My fifth interview was with Roehl Sanchez, VP and Chief Creative Officer of BIMM Direct & Digital in Toronto. I saw Roehl speak at the Canada Post Marketing Summit that I attended earlier in the year and was fascinated with his approach on how creative and data form a symbiosis, where one makes the other stronger.

Data Drives the Creative Process

In speaking with Roehl, the first topic that came up was companies that were doing great creative. This is not to say they had the best graphic artists, or are doing Super Bowl worthy commercials, but looking at the companies we talked about, are really doing data driven creative.  Take Starbucks, for example. They describe themselves as “an evolutionary brand, not a revolutionary one.” This outlook neatly summarizes what truly makes great creative, and what will make even greater creative looking into 2014.

Data-driven creative must respect the customer and their intelligence, and has an air of malleability to adjust to the customer’s journey, as they are on the journey. Whatever you create must be dependent on data. Looking forward into 2014, the ability to market in real-time is evolving in, well… real-time! Creative used to function in a vacuum where a “set it an forget it” mentality was allowed to prevail – where campaigns were formed well ahead of time and deployed regardless of feedback or changes. Now we must put the thermometer in the water with every campaign and be ready to constantly allow the message to evolve, especially during the campaign.

The Modular Builder and the Creative Process

Looking forward, marketers are communicating with a mobile generation, and you really can’t expectcustomers to spend much time with your message.
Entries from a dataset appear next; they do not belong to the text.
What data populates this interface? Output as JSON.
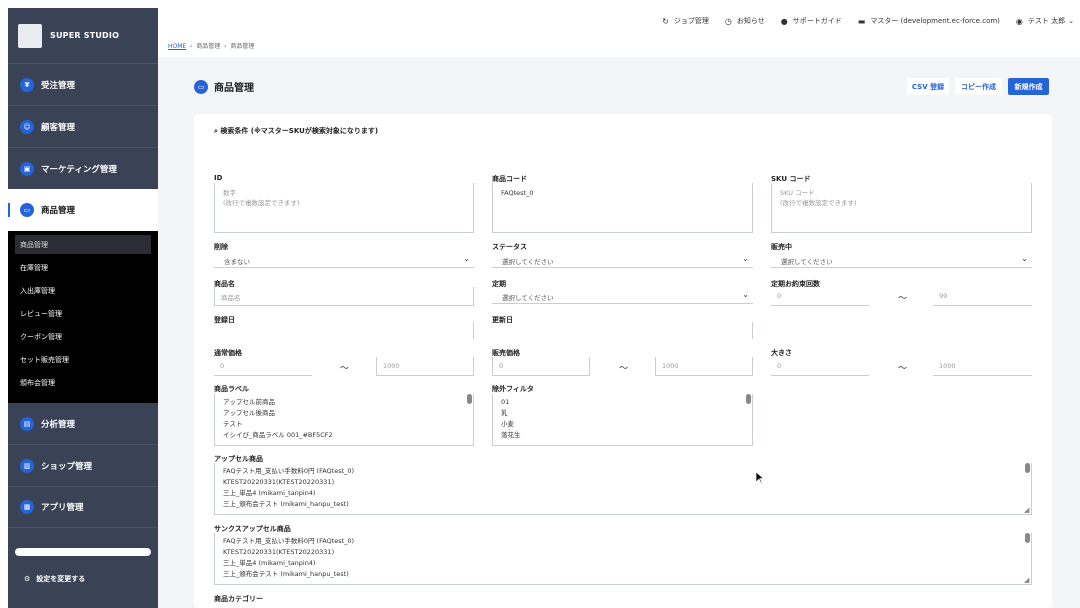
{
  "brand": {
    "name": "SUPER STUDIO"
  },
  "sidebar": {
    "items": [
      {
        "label": "受注管理",
        "icon": "cart-icon"
      },
      {
        "label": "顧客管理",
        "icon": "user-icon"
      },
      {
        "label": "マーケティング管理",
        "icon": "megaphone-icon"
      },
      {
        "label": "商品管理",
        "icon": "box-icon"
      },
      {
        "label": "分析管理",
        "icon": "chart-icon"
      },
      {
        "label": "ショップ管理",
        "icon": "shop-icon"
      },
      {
        "label": "アプリ管理",
        "icon": "app-icon"
      }
    ],
    "submenu": [
      "商品管理",
      "在庫管理",
      "入出庫管理",
      "レビュー管理",
      "クーポン管理",
      "セット販売管理",
      "頒布会管理"
    ],
    "settings": "設定を変更する"
  },
  "topbar": {
    "job": "ジョブ管理",
    "notice": "お知らせ",
    "support": "サポートガイド",
    "shop": "マスター (development.ec-force.com)",
    "user": "テスト 太郎"
  },
  "breadcrumb": {
    "home": "HOME",
    "level1": "商品管理",
    "level2": "商品管理"
  },
  "page": {
    "title": "商品管理"
  },
  "buttons": {
    "csv": "CSV 登録",
    "copy": "コピー作成",
    "new": "新規作成"
  },
  "search": {
    "heading": "検索条件 (※マスターSKUが検索対象になります)",
    "id": {
      "label": "ID",
      "placeholder1": "数字",
      "placeholder2": "(改行で複数設定できます)"
    },
    "code": {
      "label": "商品コード",
      "value": "FAQtest_0"
    },
    "sku": {
      "label": "SKU コード",
      "placeholder1": "SKU コード",
      "placeholder2": "(改行で複数設定できます)"
    },
    "deleted": {
      "label": "削除",
      "value": "含まない"
    },
    "status": {
      "label": "ステータス",
      "value": "選択してください"
    },
    "onsale": {
      "label": "販売中",
      "value": "選択してください"
    },
    "name": {
      "label": "商品名",
      "placeholder": "商品名"
    },
    "subscription": {
      "label": "定期",
      "value": "選択してください"
    },
    "promise": {
      "label": "定期お約束回数",
      "from": "0",
      "to": "99"
    },
    "created": {
      "label": "登録日"
    },
    "updated": {
      "label": "更新日"
    },
    "normal_price": {
      "label": "通常価格",
      "from": "0",
      "to": "1000"
    },
    "sale_price": {
      "label": "販売価格",
      "from": "0",
      "to": "1000"
    },
    "size": {
      "label": "大きさ",
      "from": "0",
      "to": "1000"
    },
    "product_label": {
      "label": "商品ラベル",
      "options": [
        "アップセル前商品",
        "アップセル後商品",
        "テスト",
        "イシイび_商品ラベル 001_#BF5CF2"
      ]
    },
    "exclude_filter": {
      "label": "除外フィルタ",
      "options": [
        "01",
        "乳",
        "小麦",
        "落花生"
      ]
    },
    "upsell": {
      "label": "アップセル商品",
      "options": [
        "FAQテスト用_支払い手数料0円 (FAQtest_0)",
        "KTEST20220331(KTEST20220331)",
        "三上_単品4 (mikami_tanpin4)",
        "三上_頒布会テスト (mikami_hanpu_test)"
      ]
    },
    "thanks_upsell": {
      "label": "サンクスアップセル商品",
      "options": [
        "FAQテスト用_支払い手数料0円 (FAQtest_0)",
        "KTEST20220331(KTEST20220331)",
        "三上_単品4 (mikami_tanpin4)",
        "三上_頒布会テスト (mikami_hanpu_test)"
      ]
    },
    "category": {
      "label": "商品カテゴリー"
    }
  },
  "tilde": "〜"
}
Roehl offered the example of Loblaws, a Canadian Supermarket chain.  Moving beyond the typical loyalty program, the shopper can receive real-time deals and suggestions on their smartphone based on their purchase history. When creative becomes seamless between devices and more relevant because of data use, it becomes brilliant creative. “Great creative should do something because the mobile phone is a functional device,” Roehl shared.
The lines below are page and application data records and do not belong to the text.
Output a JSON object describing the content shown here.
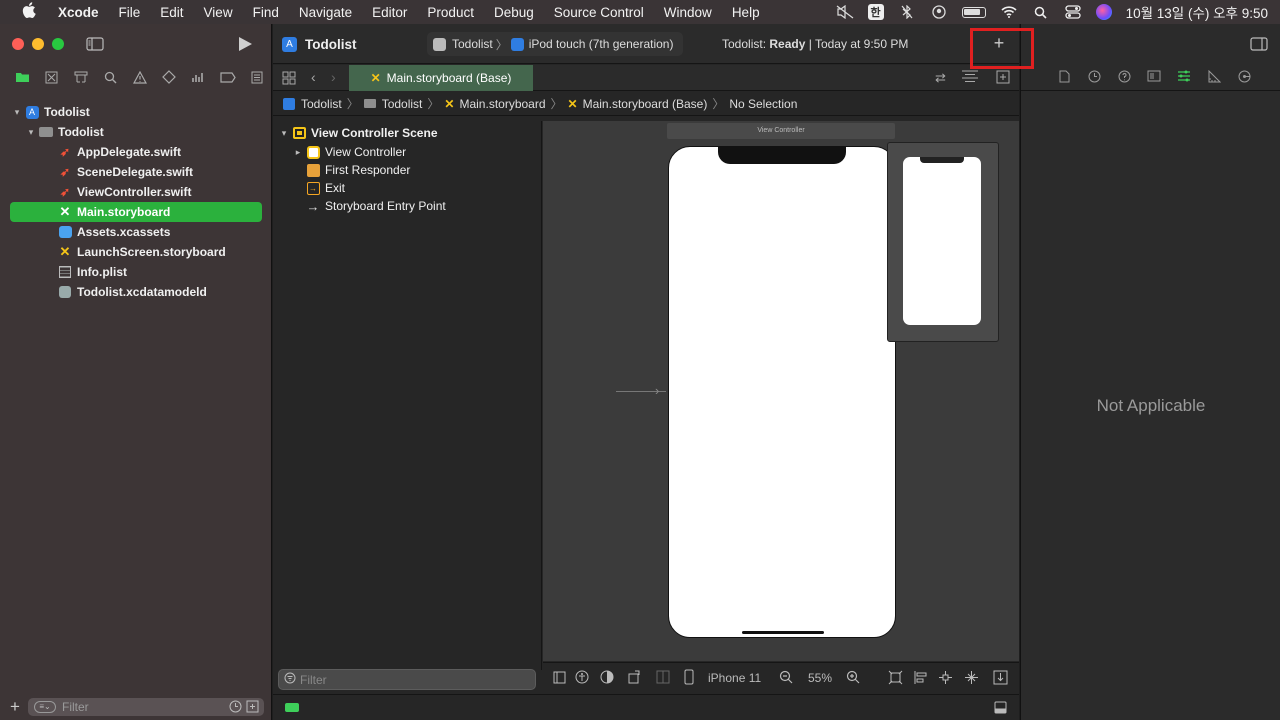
{
  "menubar": {
    "app": "Xcode",
    "items": [
      "File",
      "Edit",
      "View",
      "Find",
      "Navigate",
      "Editor",
      "Product",
      "Debug",
      "Source Control",
      "Window",
      "Help"
    ],
    "input_source": "한",
    "datetime": "10월 13일 (수) 오후 9:50"
  },
  "navigator": {
    "items": [
      {
        "label": "Todolist",
        "level": 0,
        "icon": "project-icon",
        "disclosure": "▾"
      },
      {
        "label": "Todolist",
        "level": 1,
        "icon": "folder-icon",
        "disclosure": "▾"
      },
      {
        "label": "AppDelegate.swift",
        "level": 2,
        "icon": "swift-icon"
      },
      {
        "label": "SceneDelegate.swift",
        "level": 2,
        "icon": "swift-icon"
      },
      {
        "label": "ViewController.swift",
        "level": 2,
        "icon": "swift-icon"
      },
      {
        "label": "Main.storyboard",
        "level": 2,
        "icon": "storyboard-icon",
        "selected": true
      },
      {
        "label": "Assets.xcassets",
        "level": 2,
        "icon": "assets-icon"
      },
      {
        "label": "LaunchScreen.storyboard",
        "level": 2,
        "icon": "storyboard-icon"
      },
      {
        "label": "Info.plist",
        "level": 2,
        "icon": "plist-icon"
      },
      {
        "label": "Todolist.xcdatamodeld",
        "level": 2,
        "icon": "datamodel-icon"
      }
    ],
    "filter_placeholder": "Filter"
  },
  "toolbar": {
    "project_title": "Todolist",
    "scheme": "Todolist",
    "destination": "iPod touch (7th generation)",
    "status_prefix": "Todolist: ",
    "status_bold": "Ready",
    "status_suffix": " | Today at 9:50 PM",
    "add_label": "+"
  },
  "editor": {
    "tab_label": "Main.storyboard (Base)",
    "jumpbar": [
      "Todolist",
      "Todolist",
      "Main.storyboard",
      "Main.storyboard (Base)",
      "No Selection"
    ],
    "outline": {
      "scene": "View Controller Scene",
      "items": [
        "View Controller",
        "First Responder",
        "Exit",
        "Storyboard Entry Point"
      ],
      "filter_placeholder": "Filter"
    },
    "canvas": {
      "scene_title": "View Controller"
    },
    "bottom": {
      "device": "iPhone 11",
      "zoom": "55%"
    }
  },
  "inspector": {
    "message": "Not Applicable"
  },
  "colors": {
    "selection": "#2bb13d",
    "accent_green": "#3ecf5a",
    "highlight": "#e02020"
  }
}
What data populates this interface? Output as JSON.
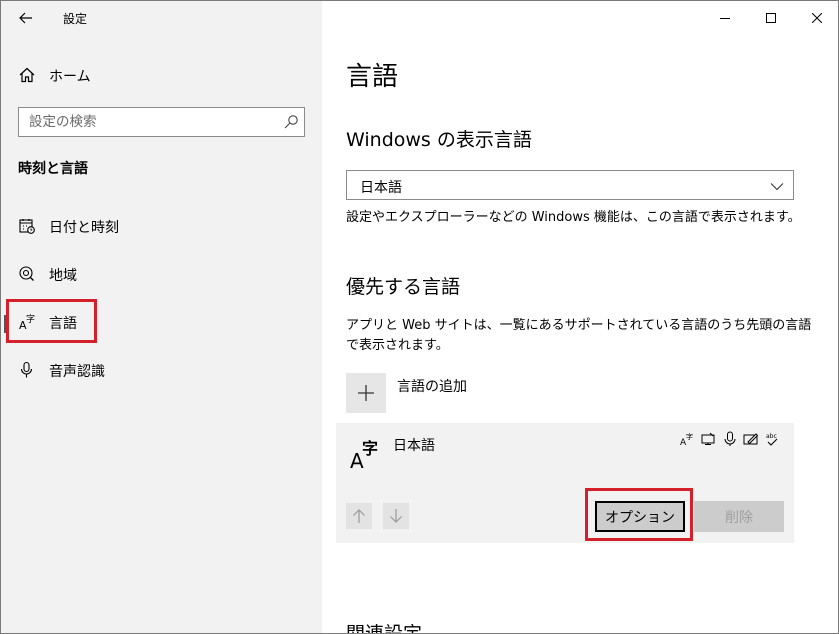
{
  "window": {
    "app_title": "設定",
    "controls": {
      "minimize": "—",
      "maximize": "☐",
      "close": "✕"
    }
  },
  "sidebar": {
    "home_label": "ホーム",
    "search_placeholder": "設定の検索",
    "section_title": "時刻と言語",
    "items": [
      {
        "label": "日付と時刻",
        "icon": "clock-calendar-icon"
      },
      {
        "label": "地域",
        "icon": "globe-icon"
      },
      {
        "label": "言語",
        "icon": "language-icon",
        "active": true
      },
      {
        "label": "音声認識",
        "icon": "microphone-icon"
      }
    ]
  },
  "main": {
    "page_title": "言語",
    "display_language": {
      "heading": "Windows の表示言語",
      "selected": "日本語",
      "description": "設定やエクスプローラーなどの Windows 機能は、この言語で表示されます。"
    },
    "preferred": {
      "heading": "優先する言語",
      "description_line1": "アプリと Web サイトは、一覧にあるサポートされている言語のうち先頭の言語",
      "description_line2": "で表示されます。",
      "add_label": "言語の追加",
      "language": {
        "name": "日本語",
        "icon_text": "A字",
        "feature_icons": [
          "language-pack-icon",
          "text-to-speech-icon",
          "speech-recognition-icon",
          "handwriting-icon",
          "spell-check-icon"
        ],
        "options_label": "オプション",
        "remove_label": "削除"
      }
    },
    "related_heading": "関連設定"
  },
  "colors": {
    "highlight": "#d4202b",
    "sidebar_bg": "#f2f2f2",
    "card_bg": "#f2f2f2"
  }
}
Marketers in 2014 must realize that “you can’t wait until it is perfect to get it out there.“ If you set aside a portion of budget for innovation and testing, then you can at least keep pace, and perhaps stumble upon something revolutionary. Taking the term “Creative” in a very literal sense, as a noun, marketers must become “modular builders” in the coming years. They must account for variables, and become editorial designers, not unlike a newspaper.

Realizing the medium as more of a platform for the message, the creative can become a vessel for the message, constantly morphing as the ocean waves manipulate it.

“Truly Beautiful Design is Invisible”

Marketers will begin to realize that mobile design isn’t about flash or pomp, but more so about a product that WORKS elegantly, and this challenge will drive marketers to understand that design can no longer be precious. A message morphs between devices, and with responsive design, can be altered even to the same sender transferring between devices. It’s no longer a question of “is it aesthetically pleasing?” but will become “is this functional?” and whether the layout is flexible between devices. We must begin to bend the idea of the “Creative” staff on your team and allow for more of a focus on being attuned to the user experience, and how their creativity will ultimately function. Once function is at the center of campaign development, then beautiful design is allowed to flourish.